With COVID in the air, the last thing you might want is a closer look at the world measured in microns. But hovering in the backscatter and in shafts of skylight are curiosities worth the inspection, if you have the tools. In “The Nature of Particles,” photographer Howard Lewis repurposes “optical scraps” from a broken telescope to magnify the only lively companions many of us have in quarantine: floating motes of dust, dander, and flakes of dead skin.
For comparison’s sake, I felt I had to see what the less-angelic side of this microcosm looks like. So I searched for images of the coronavirus at the Centers for Disease Control and Prevention online. Seen through a transmission electron microscope, the virus (on the left) looks like the painted dots in France’s Chauvet Cave (on the right), rendered negative. Which is to say, it looks earthier than the dust in Lewis’s photographs. Or is it that the dust is just more celestial in its unseen state?
In these images, effulgent lint unfolds like origami birds (#48, Feature Image). Or it skates across lakes of empty space, a Lutz here, a triple Salchow there (#33 and #46). In procreative moments, the particles beget sacred geometries, as in Joan Miró’s The Birth of the World (#47).
Is this what they call apophenia? When the psychiatrist Klaus Conrad coined the term in the late fifties to describe schizophrenic behavior, he was referring to the “unmotivated seeing of connections [accompanied by] a specific feeling of abnormal meaningfulness.” Under pandemic conditions, who doesn’t see unmotivated connections?
“The Nature of Particles” was made in quarantine. It was born of introspection and hard looking—something we’re all doing a lot of right now. Of course, with so much darkness obscuring the view, seeing things clearly takes time. Be that as it may, “looking hard isn’t just about looking long,” says art critic Jerry Saltz, “it’s about allowing yourself to be rapt.”
That’s exactly what is happening in “The Nature of Particles.” Behind this work, I sense a photographer who has allowed himself to be rapt. And if a little photographic rapture is what you need, you’re in luck. It’s contagious, in a good way.
HOWARD LEWIS ON “THE NATURE OF PARTICLES”
“The Nature of Particles” series consists of abstract photographs of ordinary particulates that we observe in our everyday surroundings as floating fragments seen in shafts of light. The genesis of this concept revealed itself earlier this year from a combination of circumstantial and cognitive sources, as precautions and ultimately self-quarantine measures took hold in New York due to the Covid-19 pandemic. With an interest in art and science, I was left to interior observations which felt like harkening back to a time of Da Vinci or Thoreau and their detached observation of nature. “The Nature of Particles” series allows a safe distance for one to contemplate both positively and, more recently, negatively, what could be happening below the threshold of unaided human sight. I capture the particles in motion. These tiny spheres seem to whirl in unseen eddies, roil in orbits, settle in spots, and circulate on invisible flowing currents of air.

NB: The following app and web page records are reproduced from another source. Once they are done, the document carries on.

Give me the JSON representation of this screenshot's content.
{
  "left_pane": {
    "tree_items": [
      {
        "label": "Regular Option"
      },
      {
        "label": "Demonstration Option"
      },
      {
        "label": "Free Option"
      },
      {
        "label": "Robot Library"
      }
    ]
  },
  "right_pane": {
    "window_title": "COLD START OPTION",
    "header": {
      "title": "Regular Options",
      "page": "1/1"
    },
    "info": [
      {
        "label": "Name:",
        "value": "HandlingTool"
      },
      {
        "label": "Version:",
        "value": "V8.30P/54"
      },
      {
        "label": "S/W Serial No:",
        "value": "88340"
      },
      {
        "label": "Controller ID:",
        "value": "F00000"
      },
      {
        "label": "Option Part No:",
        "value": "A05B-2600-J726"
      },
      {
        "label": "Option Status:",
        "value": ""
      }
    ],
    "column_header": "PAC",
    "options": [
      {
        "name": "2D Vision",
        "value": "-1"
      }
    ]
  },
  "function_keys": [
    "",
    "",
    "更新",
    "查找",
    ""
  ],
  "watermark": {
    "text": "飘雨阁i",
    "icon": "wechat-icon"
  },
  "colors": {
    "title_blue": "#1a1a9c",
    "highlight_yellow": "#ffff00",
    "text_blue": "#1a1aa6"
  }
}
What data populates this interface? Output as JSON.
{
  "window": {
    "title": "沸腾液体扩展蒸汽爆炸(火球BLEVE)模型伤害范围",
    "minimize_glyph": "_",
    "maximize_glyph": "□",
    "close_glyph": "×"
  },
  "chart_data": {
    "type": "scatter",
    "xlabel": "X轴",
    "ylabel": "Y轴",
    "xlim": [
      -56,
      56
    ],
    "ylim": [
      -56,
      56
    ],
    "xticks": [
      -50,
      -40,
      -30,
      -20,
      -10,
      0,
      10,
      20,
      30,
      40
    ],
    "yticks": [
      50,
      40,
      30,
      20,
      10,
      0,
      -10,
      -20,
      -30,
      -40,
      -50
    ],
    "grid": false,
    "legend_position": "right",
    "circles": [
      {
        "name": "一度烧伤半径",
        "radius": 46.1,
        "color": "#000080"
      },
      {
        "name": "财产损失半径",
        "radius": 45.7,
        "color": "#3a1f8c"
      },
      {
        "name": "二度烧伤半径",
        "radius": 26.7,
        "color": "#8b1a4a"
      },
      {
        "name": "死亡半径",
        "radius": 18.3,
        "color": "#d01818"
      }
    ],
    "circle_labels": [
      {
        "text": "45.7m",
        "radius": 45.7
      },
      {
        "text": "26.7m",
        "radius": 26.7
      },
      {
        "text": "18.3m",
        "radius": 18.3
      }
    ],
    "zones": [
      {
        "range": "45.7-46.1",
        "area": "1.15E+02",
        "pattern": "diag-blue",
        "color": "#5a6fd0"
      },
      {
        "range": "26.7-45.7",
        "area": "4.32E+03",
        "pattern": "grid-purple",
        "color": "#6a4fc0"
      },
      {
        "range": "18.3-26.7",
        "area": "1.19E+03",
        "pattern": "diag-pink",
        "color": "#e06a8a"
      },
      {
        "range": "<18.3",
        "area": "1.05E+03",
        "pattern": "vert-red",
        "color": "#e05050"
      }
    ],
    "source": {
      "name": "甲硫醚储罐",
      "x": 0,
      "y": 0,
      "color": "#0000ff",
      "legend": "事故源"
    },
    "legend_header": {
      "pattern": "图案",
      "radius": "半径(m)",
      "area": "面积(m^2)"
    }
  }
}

I use this commonplace occurrence to explore interesting visual possibilities that might remind us of a starry sky, or finely stirred deep ocean sediment, or even as a visual immersion within a stream of flowing bubbles. The scale is intentionally left unknown by providing no familiar object for comparison. It is left to the viewer’s imagination to wonder if the image could be the bright spots in the Milky Way or atoms seen through a high-tech microscope.
To capture the particles in motion and at their scale, I worked with specks of dust about 40 microns wide, at the limit of what we can see without the aid of lenses. (By comparison, a grain of beach sand is about 100 microns and the Coronavirus is .14 microns in size.) Our environment has always been full of floating particles, some harmful and others innocuous. Household dust is a combination of materials like hair, skin flakes, and dander.
The dust particles photographed were sifted so the finest round dust could be grouped and positioned on various custom-made surfaces depending on my photographic intent. Using small air blowers, I controlled and moved particles in short, timed bursts providing the appearance of motion. Lighting was achieved from daylight filtered through large heavy glass optical scraps salvaged from a huge old demolished telescope. The light rays arriving from our sun 90 million miles away streamed through large 12-inch diameter pieces of old lenses and, acting like a warped magnifying glass, provided the light that gave a twisted, structural, and unique quality to the particles and image.
These well-placed light waves aimed on the surface of particles, combined with modern photographic technology, were used to create images reminiscent of the imaginative worlds these old lenses were originally designed to discover, and then captured with macro lenses on a digital camera. This process takes full advantage of current lens design combined with lighting to narrow the points of focus to the intended particles and then seamlessly transition the viewer to other parts of the images revealing motion and direction.